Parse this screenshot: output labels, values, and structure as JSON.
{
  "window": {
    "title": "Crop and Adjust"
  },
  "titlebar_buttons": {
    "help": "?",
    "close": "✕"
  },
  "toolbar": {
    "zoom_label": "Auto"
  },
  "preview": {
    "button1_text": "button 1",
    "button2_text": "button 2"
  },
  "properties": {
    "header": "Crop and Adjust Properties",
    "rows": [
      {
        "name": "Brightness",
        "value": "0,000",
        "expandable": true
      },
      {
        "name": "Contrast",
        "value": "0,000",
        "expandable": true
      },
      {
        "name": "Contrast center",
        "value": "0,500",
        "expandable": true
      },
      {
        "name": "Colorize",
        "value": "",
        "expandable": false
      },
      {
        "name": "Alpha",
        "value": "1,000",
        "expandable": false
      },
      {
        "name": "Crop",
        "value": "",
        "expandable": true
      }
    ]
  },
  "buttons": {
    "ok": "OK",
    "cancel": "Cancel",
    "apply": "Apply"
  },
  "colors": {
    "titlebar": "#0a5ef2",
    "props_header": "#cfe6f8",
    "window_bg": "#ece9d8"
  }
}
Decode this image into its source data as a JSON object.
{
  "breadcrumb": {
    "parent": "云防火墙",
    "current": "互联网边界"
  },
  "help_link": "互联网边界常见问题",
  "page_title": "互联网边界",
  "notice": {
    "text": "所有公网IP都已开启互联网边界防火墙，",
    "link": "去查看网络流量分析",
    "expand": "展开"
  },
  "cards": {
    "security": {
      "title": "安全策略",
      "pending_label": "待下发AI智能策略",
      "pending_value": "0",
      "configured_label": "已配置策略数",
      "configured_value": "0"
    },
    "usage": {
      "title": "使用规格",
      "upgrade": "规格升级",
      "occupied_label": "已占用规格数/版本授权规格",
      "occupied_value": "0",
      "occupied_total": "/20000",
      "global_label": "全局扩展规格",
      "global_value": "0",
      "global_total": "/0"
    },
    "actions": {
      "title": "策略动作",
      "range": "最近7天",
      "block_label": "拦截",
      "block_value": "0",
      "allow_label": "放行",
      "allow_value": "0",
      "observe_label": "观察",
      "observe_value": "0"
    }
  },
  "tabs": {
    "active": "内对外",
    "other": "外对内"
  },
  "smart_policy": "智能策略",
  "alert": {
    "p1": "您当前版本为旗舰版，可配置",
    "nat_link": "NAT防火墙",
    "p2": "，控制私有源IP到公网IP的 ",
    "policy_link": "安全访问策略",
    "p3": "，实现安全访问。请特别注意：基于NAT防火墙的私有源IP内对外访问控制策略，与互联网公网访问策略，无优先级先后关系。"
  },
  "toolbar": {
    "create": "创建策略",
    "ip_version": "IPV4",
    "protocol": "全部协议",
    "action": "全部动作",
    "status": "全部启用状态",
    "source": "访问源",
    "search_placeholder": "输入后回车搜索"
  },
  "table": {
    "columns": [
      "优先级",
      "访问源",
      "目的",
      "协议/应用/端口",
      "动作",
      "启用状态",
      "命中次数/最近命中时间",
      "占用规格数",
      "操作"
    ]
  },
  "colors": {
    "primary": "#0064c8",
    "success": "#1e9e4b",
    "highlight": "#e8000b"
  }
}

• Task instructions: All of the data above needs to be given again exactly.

• Answer below:
Parse this screenshot: output labels, values, and structure as JSON.
{
  "window": {
    "title": "Crop and Adjust"
  },
  "titlebar_buttons": {
    "help": "?",
    "close": "✕"
  },
  "toolbar": {
    "zoom_label": "Auto"
  },
  "preview": {
    "button1_text": "button 1",
    "button2_text": "button 2"
  },
  "properties": {
    "header": "Crop and Adjust Properties",
    "rows": [
      {
        "name": "Brightness",
        "value": "0,000",
        "expandable": true
      },
      {
        "name": "Contrast",
        "value": "0,000",
        "expandable": true
      },
      {
        "name": "Contrast center",
        "value": "0,500",
        "expandable": true
      },
      {
        "name": "Colorize",
        "value": "",
        "expandable": false
      },
      {
        "name": "Alpha",
        "value": "1,000",
        "expandable": false
      },
      {
        "name": "Crop",
        "value": "",
        "expandable": true
      }
    ]
  },
  "buttons": {
    "ok": "OK",
    "cancel": "Cancel",
    "apply": "Apply"
  },
  "colors": {
    "titlebar": "#0a5ef2",
    "props_header": "#cfe6f8",
    "window_bg": "#ece9d8"
  }
}
Decode this image into its source data as a JSON object.
{
  "breadcrumb": {
    "parent": "云防火墙",
    "current": "互联网边界"
  },
  "help_link": "互联网边界常见问题",
  "page_title": "互联网边界",
  "notice": {
    "text": "所有公网IP都已开启互联网边界防火墙，",
    "link": "去查看网络流量分析",
    "expand": "展开"
  },
  "cards": {
    "security": {
      "title": "安全策略",
      "pending_label": "待下发AI智能策略",
      "pending_value": "0",
      "configured_label": "已配置策略数",
      "configured_value": "0"
    },
    "usage": {
      "title": "使用规格",
      "upgrade": "规格升级",
      "occupied_label": "已占用规格数/版本授权规格",
      "occupied_value": "0",
      "occupied_total": "/20000",
      "global_label": "全局扩展规格",
      "global_value": "0",
      "global_total": "/0"
    },
    "actions": {
      "title": "策略动作",
      "range": "最近7天",
      "block_label": "拦截",
      "block_value": "0",
      "allow_label": "放行",
      "allow_value": "0",
      "observe_label": "观察",
      "observe_value": "0"
    }
  },
  "tabs": {
    "active": "内对外",
    "other": "外对内"
  },
  "smart_policy": "智能策略",
  "alert": {
    "p1": "您当前版本为旗舰版，可配置",
    "nat_link": "NAT防火墙",
    "p2": "，控制私有源IP到公网IP的 ",
    "policy_link": "安全访问策略",
    "p3": "，实现安全访问。请特别注意：基于NAT防火墙的私有源IP内对外访问控制策略，与互联网公网访问策略，无优先级先后关系。"
  },
  "toolbar": {
    "create": "创建策略",
    "ip_version": "IPV4",
    "protocol": "全部协议",
    "action": "全部动作",
    "status": "全部启用状态",
    "source": "访问源",
    "search_placeholder": "输入后回车搜索"
  },
  "table": {
    "columns": [
      "优先级",
      "访问源",
      "目的",
      "协议/应用/端口",
      "动作",
      "启用状态",
      "命中次数/最近命中时间",
      "占用规格数",
      "操作"
    ]
  },
  "colors": {
    "primary": "#0064c8",
    "success": "#1e9e4b",
    "highlight": "#e8000b"
  }
}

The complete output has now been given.